School gas bill: $187K

Chad Frey
The Kansan

During a polar vortex in February rumblings of tight supplies of natural gas led to speculation of big bills for natural gas consumers. In Harvey County the price per unit for natural gas increased as much as 200 times — and the big bills began to come due in March. 

Sub zero temperatures during a two-week winter storm in February led to massive natural gas bills for Newton USD 373, which is joining more than 100 school districts to litigate the bills.

Newton USD 373 got that big bill in March, and officials thought they had weathered the storm after seeing the price tag. 

"The price of that bill was about $35,000 and our normal gas bill is about $20,000," said David Decker, director of finance. "At that time  I was high-fiving [Superintendent] Fred {Van Ranken] saying 'I think we got through it. It wasn't great but we went through it pretty well. No worries, it looks like we are good to go.'"

But then a new round of bills came in April. And those bills proved to be too much for the district to bear. 

A bill for $160,000 — what is called a "pass through" for the price of gas — arrived in district offices April 6. April 13 a bill for Walton Rural Life Center of nearly $30,000 arrived. 

"Our grand total  is about $187,000," Decker said. "... That is significant. It is some thing that we did not budget for. It is something that in my wildest dreams I never anticipated that much variance within a gas bill. ... The numbers are not important, it is just the magnitude of this."

That number is about five times more than expected.

"I hope that this is something that does not repeat," Decker said. 

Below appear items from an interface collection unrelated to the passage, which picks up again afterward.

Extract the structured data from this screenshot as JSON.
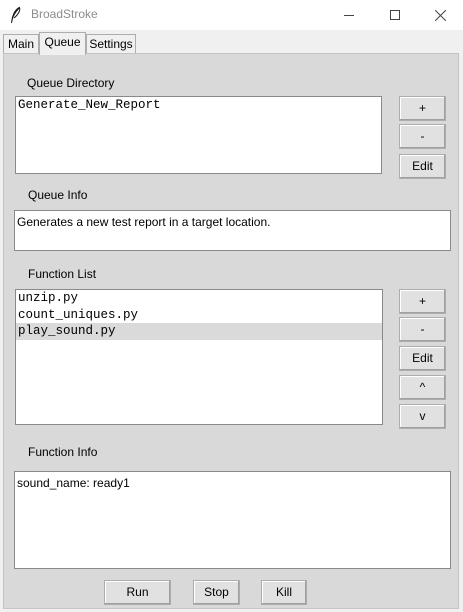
{
  "window": {
    "title": "BroadStroke",
    "icon": "feather-icon"
  },
  "tabs": [
    {
      "label": "Main",
      "active": false
    },
    {
      "label": "Queue",
      "active": true
    },
    {
      "label": "Settings",
      "active": false
    }
  ],
  "queue_directory": {
    "label": "Queue Directory",
    "items": [
      "Generate_New_Report"
    ],
    "buttons": {
      "add": "+",
      "remove": "-",
      "edit": "Edit"
    }
  },
  "queue_info": {
    "label": "Queue Info",
    "text": "Generates a new test report in a target location."
  },
  "function_list": {
    "label": "Function List",
    "items": [
      {
        "name": "unzip.py",
        "selected": false
      },
      {
        "name": "count_uniques.py",
        "selected": false
      },
      {
        "name": "play_sound.py",
        "selected": true
      }
    ],
    "buttons": {
      "add": "+",
      "remove": "-",
      "edit": "Edit",
      "up": "^",
      "down": "v"
    }
  },
  "function_info": {
    "label": "Function Info",
    "text": "sound_name: ready1"
  },
  "actions": {
    "run": "Run",
    "stop": "Stop",
    "kill": "Kill"
  }
}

The district has settled on a plan to deal with the bills, or at lest postpone them. They, along with several other school districts in the same position, are preparing a lawsuit against the natural gas provider. 

KJUMP, the Kansas Joint Utility Management Program, is hiring legal counsel to investigate — something that should take about six weeks. 

"At that point we will pay our normal rate, which was about $3.70 per unit and will bring our bill back down to about $35,000," Decker said. "But, the rest of that, the balance, if  it is going to be that $187,000, will take months to litigate."

There are about 137 school districts joining KJUMP for litigation. Districts will pay a $500 up-front fee for litigation services. 

That means the district and board of education will be revisiting regularly over the next few months. 

The legal team will be looking at how much gas the district received, the price of it and allegations of price gouging for natural gas. 

This is a fairly familiar story — the state legislature created a loan program for cities caught in the price spikes. Cities have about four years to pay those loans back. Halstead is making use of that program and billing residents at least an additional $20 per month for the next four years.